Claire McCaskill has just been denounced as a white supremacist and worse by one of Missouri’s most prominent and popular black Democrats, almost certainly dooming her already-faltering campaign for re-election to the United States Senate. That’s reason enough for more schadenfreude today, but understanding the context makes for even better news for Republicans, because this sort of problem is going to happen more and more in the future.
Let’s start with the specifics.
A week ago, McCaskill’s campaign released a radio ad distancing her from “crazy Democrats” in an effort to pick up some votes from the substantial majority of Missouri voters who chose Trump in 2016. She seems to have seen the left wing takeover of her party and realized that her home state voters would be repelled by the “democratic socialism” and identity politics obsession that plays well in the Bronx and Berkeley, but which leaves most Missourians somewhere on the spectrum from indifference to anger.
CNN screen grab
Pressed for specifics, McCaskill revealed that she hadn’t thought this through very well.
When asked to identify who are the “crazy Democrats” referenced in her new campaign ad, McCaskill floated the names of Elizabeth Warren and Bernie Sanders, but carefully stopped short of directly calling them crazy.
This is a no-win approach, as Warren and Sanders would hardly be mollified by her hedging, while other Dems not named assume the worst. And because so many Democrat office-holders already have been driven insane by TDS, a forceful blowback was all but inevitable. And speaking of insane loudmouths, who could forget Missouri Democratic State Senator Maria Chapelle-Nadal, who last graced these pages in August of last year by openly calling for the assassination of President Trump on Twitter? She quickly deleted the tweet and apologized, but McCaskill called for her resignation, hoping to placate her Trump-supporting constituents.
In creating an enemy in Chapelle-Nadal, McCaskill took on a very popular figure in the black community, someone who won 94.172% of the vote in her last election. And Chapelle-Nadal took the “crazy” label personally:
McCaskill’s supporters did not help:
“White Supremacy would place a person of color in physical danger. That’s what Claire McCaskill has done to my family. Shame on you, Dixie Claire. There are no more plantations. You are not Madam Massa,” Chappelle-Nadal added in another tweet.
The underlying problem extends far beyond McCaskill. The Democratic Party is riven by what Rod Dreher calls a “hidden civil war.” The base of the party, made up of poor and working class voters, many of them minorities, is not thrilled with the radical economic and social agenda of the urban leftists who have taken over their party.

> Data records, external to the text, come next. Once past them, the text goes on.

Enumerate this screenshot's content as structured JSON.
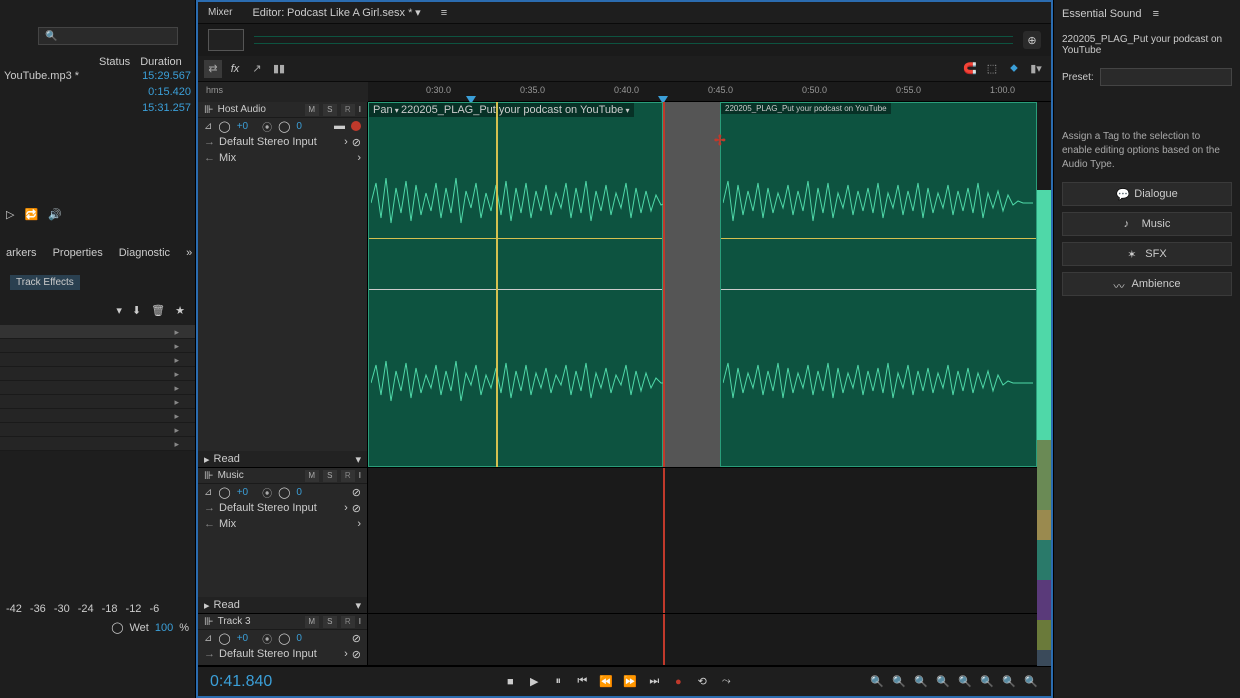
{
  "left": {
    "headers": {
      "status": "Status",
      "duration": "Duration"
    },
    "files": [
      {
        "name": "YouTube.mp3 *",
        "dur": "15:29.567"
      },
      {
        "name": "",
        "dur": "0:15.420"
      },
      {
        "name": "",
        "dur": "15:31.257"
      }
    ],
    "tabs": {
      "markers": "arkers",
      "properties": "Properties",
      "diagnostic": "Diagnostic"
    },
    "track_effects": "Track Effects",
    "db": [
      "-42",
      "-36",
      "-30",
      "-24",
      "-18",
      "-12",
      "-6"
    ],
    "wet_label": "Wet",
    "wet_val": "100",
    "wet_pct": "%"
  },
  "top": {
    "mixer": "Mixer",
    "editor_prefix": "Editor:",
    "editor_file": "Podcast Like A Girl.sesx *"
  },
  "ruler": {
    "hms": "hms",
    "ticks": [
      "0:30.0",
      "0:35.0",
      "0:40.0",
      "0:45.0",
      "0:50.0",
      "0:55.0",
      "1:00.0"
    ],
    "pan": "Pan"
  },
  "tracks": {
    "host": {
      "name": "Host Audio",
      "m": "M",
      "s": "S",
      "r": "R",
      "vol": "+0",
      "pan": "0",
      "input": "Default Stereo Input",
      "mix": "Mix",
      "read": "Read"
    },
    "music": {
      "name": "Music",
      "m": "M",
      "s": "S",
      "r": "R",
      "vol": "+0",
      "pan": "0",
      "input": "Default Stereo Input",
      "mix": "Mix",
      "read": "Read"
    },
    "track3": {
      "name": "Track 3",
      "m": "M",
      "s": "S",
      "r": "R",
      "vol": "+0",
      "pan": "0",
      "input": "Default Stereo Input"
    },
    "clip_label": "220205_PLAG_Put your podcast on YouTube"
  },
  "transport": {
    "timecode": "0:41.840"
  },
  "right": {
    "title": "Essential Sound",
    "file": "220205_PLAG_Put your podcast on YouTube",
    "preset_label": "Preset:",
    "hint": "Assign a Tag to the selection to enable editing options based on the Audio Type.",
    "dialogue": "Dialogue",
    "music": "Music",
    "sfx": "SFX",
    "ambience": "Ambience"
  }
}
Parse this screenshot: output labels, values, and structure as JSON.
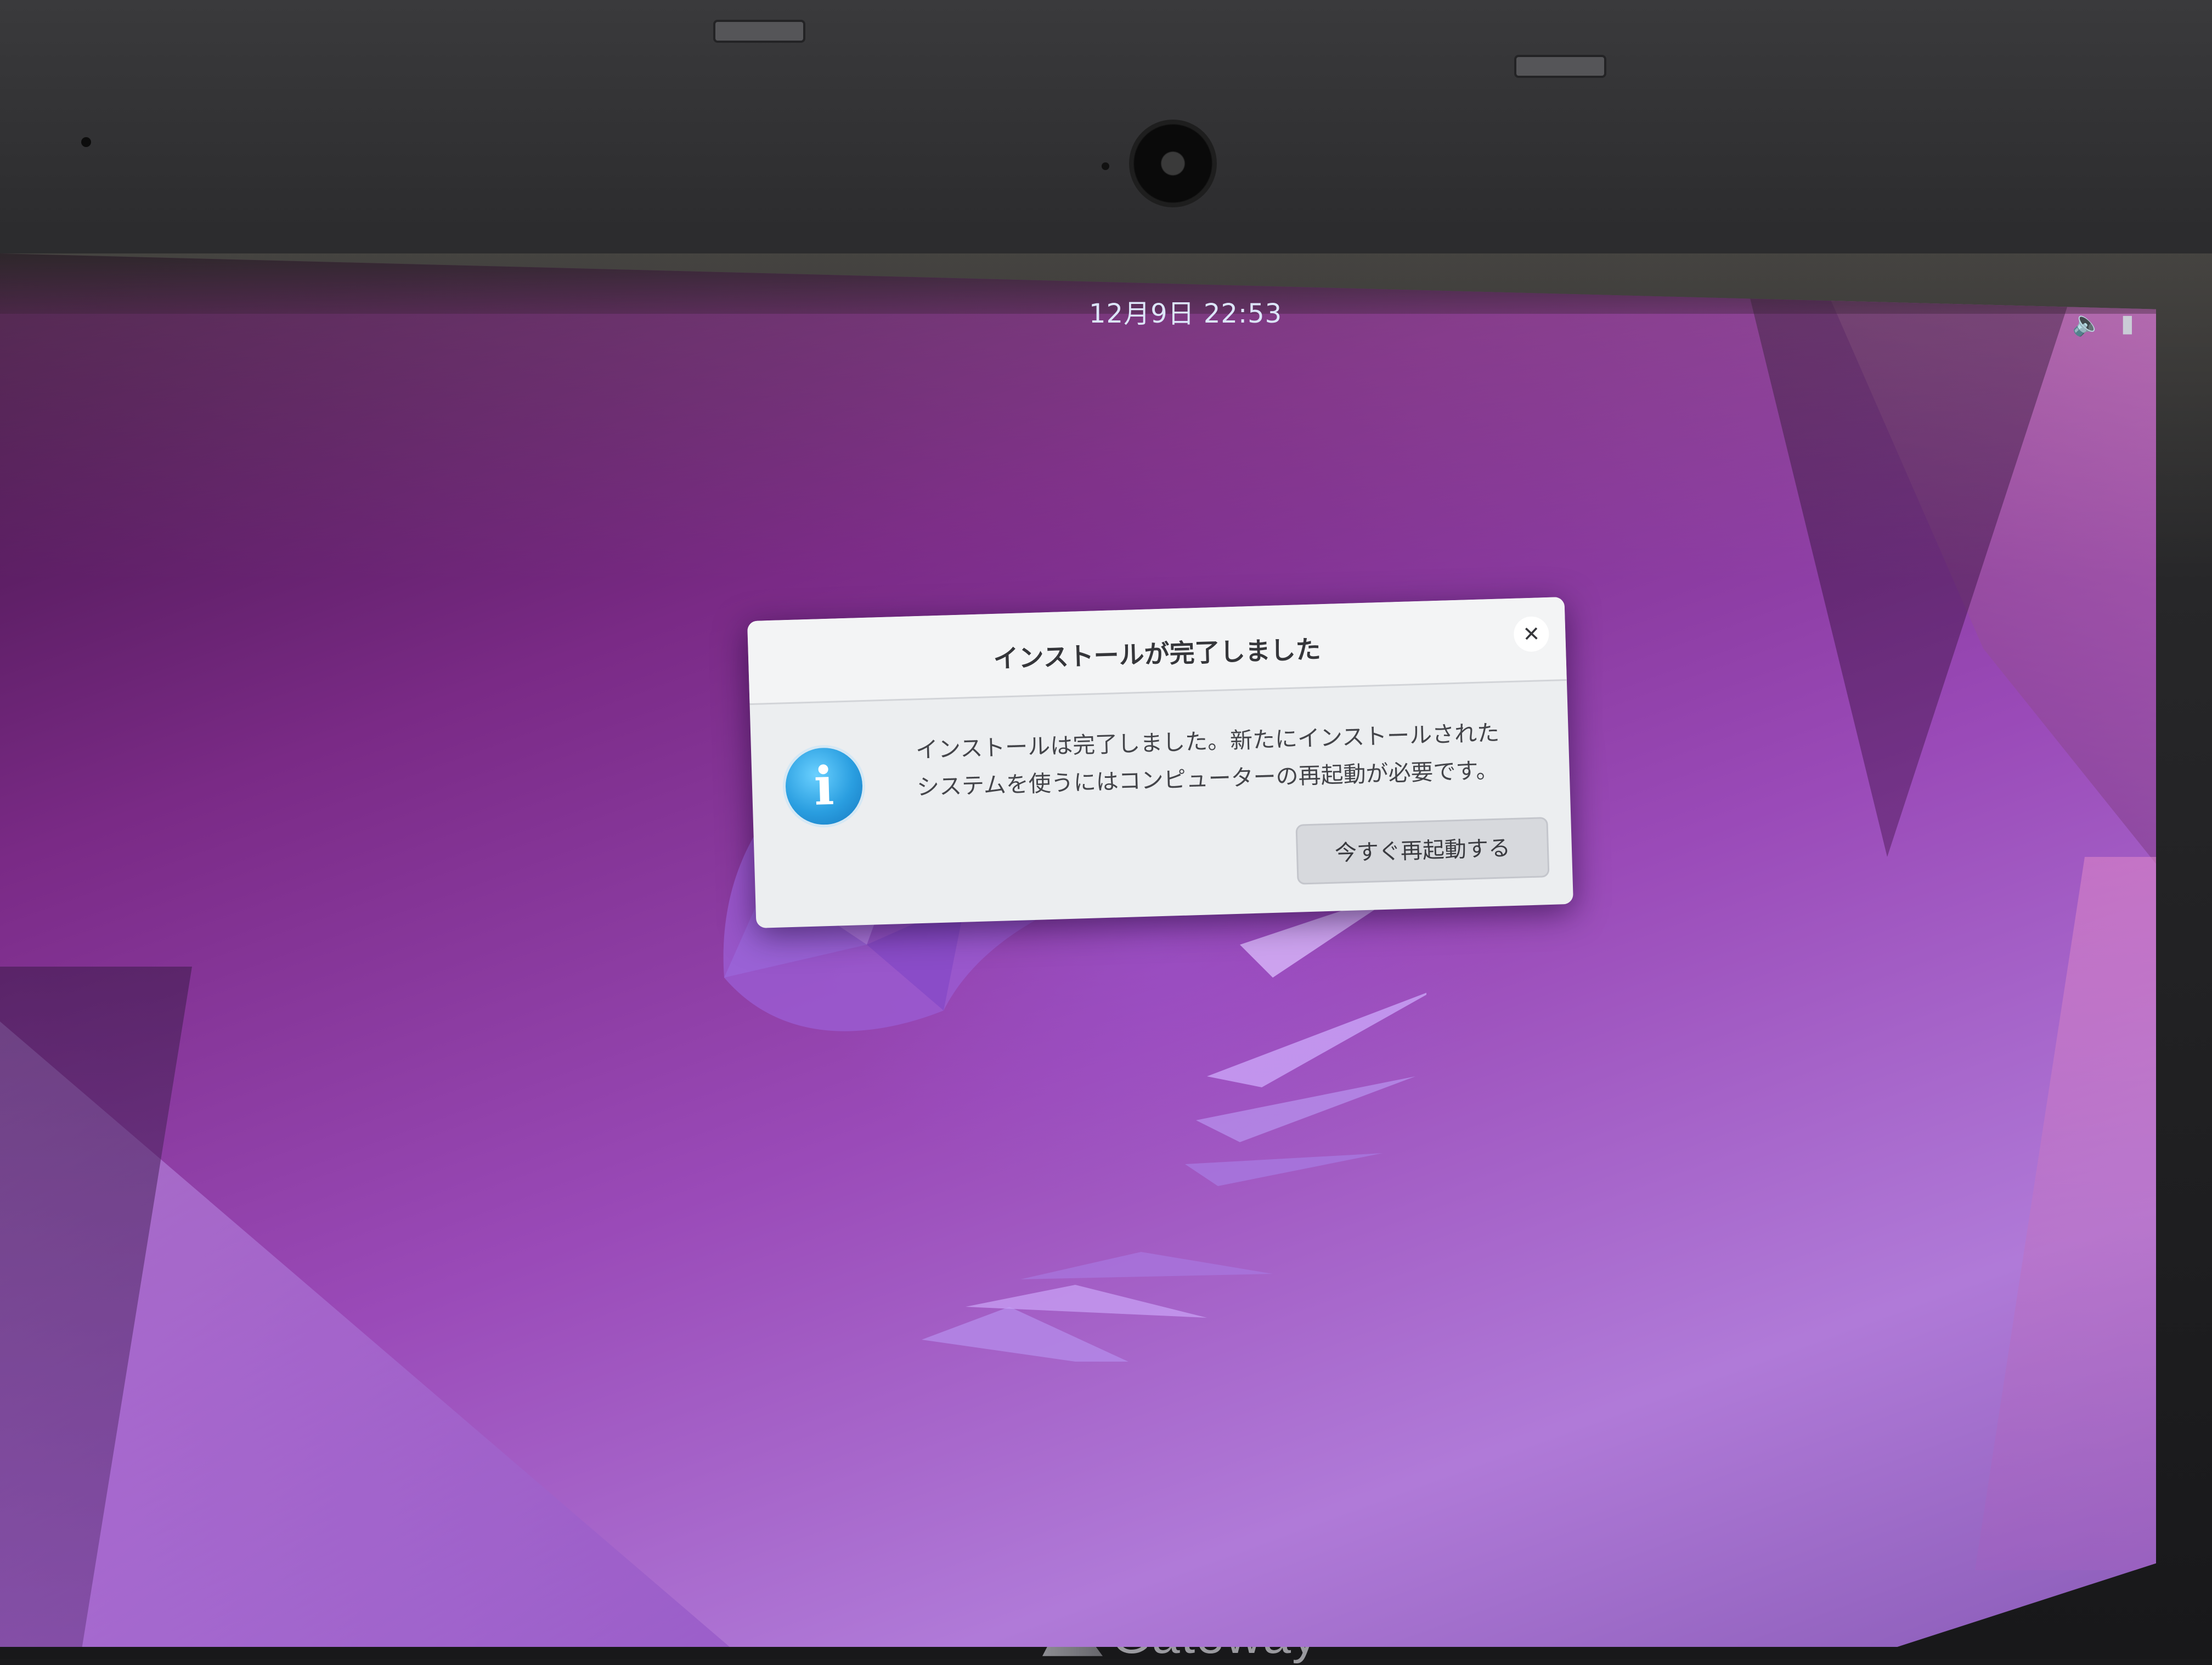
{
  "topbar": {
    "clock": "12月9日  22:53",
    "icons": [
      "volume-icon",
      "battery-icon"
    ]
  },
  "dialog": {
    "title": "インストールが完了しました",
    "close_icon": "close-icon",
    "info_icon": "info-icon",
    "info_glyph": "i",
    "message_line1": "インストールは完了しました。新たにインストールされた",
    "message_line2": "システムを使うにはコンピューターの再起動が必要です。",
    "restart_button": "今すぐ再起動する"
  },
  "hardware": {
    "brand": "Gateway"
  },
  "colors": {
    "wallpaper_accent": "#9a4ab8",
    "dialog_bg": "#eceef0",
    "info_blue": "#2a9ee0"
  }
}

What’s happening is that the energy in the Democratic Party now is coming from richer educated white liberals who are most motivated by issues that don’t resonate with the ethnic minorities who make up the Democratic base. For example, did you know that in the bellwether House race in which newcomer Alexandria Ocasio-Cortez unseated veteran incumbent Joe Crowley, the challenger’s strongest precincts were the whiter, wealthier ones, while the incumbent ran strongest in the most heavily minority precincts? It turns out that minority voters tend to care about who can deliver for them on bread-and-butter issues more than making symbolic identity politics statements. Politico reports that this is causing a growing divide within Democratic ranks.
That Politico report can be read here, and is worth a full read.
My take is that by delivering solid economic opportunities and rising incomes, Trump is exposing the Democrats’ inability to deliver jobs and opportunities. His relentless pursuit of black voters is going to erode turnout for Dems and start to reap black votes in increasing numbers (though I concede the overwhelming institutional support of black political and religious organizations will keep this pace slow – until tipping point is reached).